Check out Chess with Different Armies, our featured variant for July, 2024.

This page is written by the game's inventor, JamesMelander.

Follow basic common rules for original chess
Key for diagrams that show level changes and set up
copyright 1998
patented 1998

Chess to the Third Power. Played on a three levels, separate and transparent. This chess game variant has some unique features. With old rules and few new rules added with the same constant pieces.

More than one way of board game set up, with more than one game to play.

Chess to the Third Power, was created by James Melander, patented, copyrighted, and trademark established in 1998. This unique game was invented by Mr. Melander for one reason, to make chess more fun. With that in mind he created a much more advance version of chess, harder and yet easier to play. With new moves for the standard pieces and new strategies to find.
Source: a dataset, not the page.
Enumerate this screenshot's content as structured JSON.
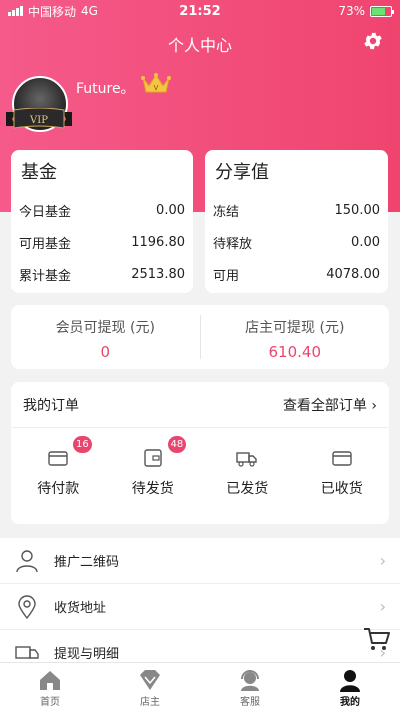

Rules for Chess to the Third Power

To set up board

  1. Set boards into three sections. one on the left, two joining on the middle, and one on the right . Boards may be placed into two sections, two and the left and two on the right. See diagram.
  2. Make sure you have enough room to move pieces between board sections, see diagram.
  3. Place white pieces on the top level, black on the bottom
  4. Board is see through with three full size boards stacked up directly above one another.
  5. Boards may be positioned in any other comfortable fashion.

Rules for play :


  1. Pawns are only able to move forward one space at a time, except on the first move you may move two spaces forward.
  2. If the space ahead is occupied you must wait until that space is clear.
  3. The pawn is able to capture pieces on the right or left diagonal spaces that are ahead of the pawn .
  4. To change levels a pawn must take a piece that is either right or left diagonal spaces that are ahead of above or below the level the pawn is on.
  5. If a pawn makes it across the board, regardless of which level it's on, it may be traded in for any piece except the king.


  1. The bishop is able to move in a diagonal pattern either forwards or backwards, but only on their color.
  2. If an opponents piece is blocking the diagonal path it may be taken, but the bishop can not jump any piece in it's path
  3. To change levels the bishop must follow the diagonal pattern either taking a piece or moving multiple levels.
  4. See diagram.


  1. The rooks move in straight lines only to move or to capture.
  2. They can not jump over pieces but can take any in their path.
  3. To change levels the rook can only go up or down either taking a piece or move to different levels.
  4. See diagram


  1. Has both the movements of the bishop and rook.


  1. The only piece that can jump in a "l" shaped pattern
  2. Changing levels are also "l" shaped jumps
  3. See diagram


  1. The king can move only one square at a time following the rules for the bishop and rook but only one square at a time .
  2. The king can not move into check and must move out of check to continue play.
  3. To change levels the king must be in check.
  4. The king can only change levels once following bishop and rook movements, only one square at a time.

Game hints

  1. Watch for knight moves
  2. Diagonal moves are hard to see with level changes
  3. No two pieces can occupy the same square at the same time
  4. Only one piece can move at a time
  5. Only one piece can be captured at a time
  6. Checkmate can occur on the king's level
  7. Stalemate causes a tie where the king can not move but only in check
  8. En passant and castle moves are allowed
  9. Original chess can be played on top level
  10. Chess to the second power can be played with the same rules using two levels.

Contact information

If you want to have more information on this game or otherwise want to contact the inventor, email to him: (email removed contact us for address)


Check out the home page of this game:
Written by James Melander, (email removed contact us for address) Conversion to html by Hans Bodlaender.
WWW page created: February 3, 1999. Last modified: August 25, 1999.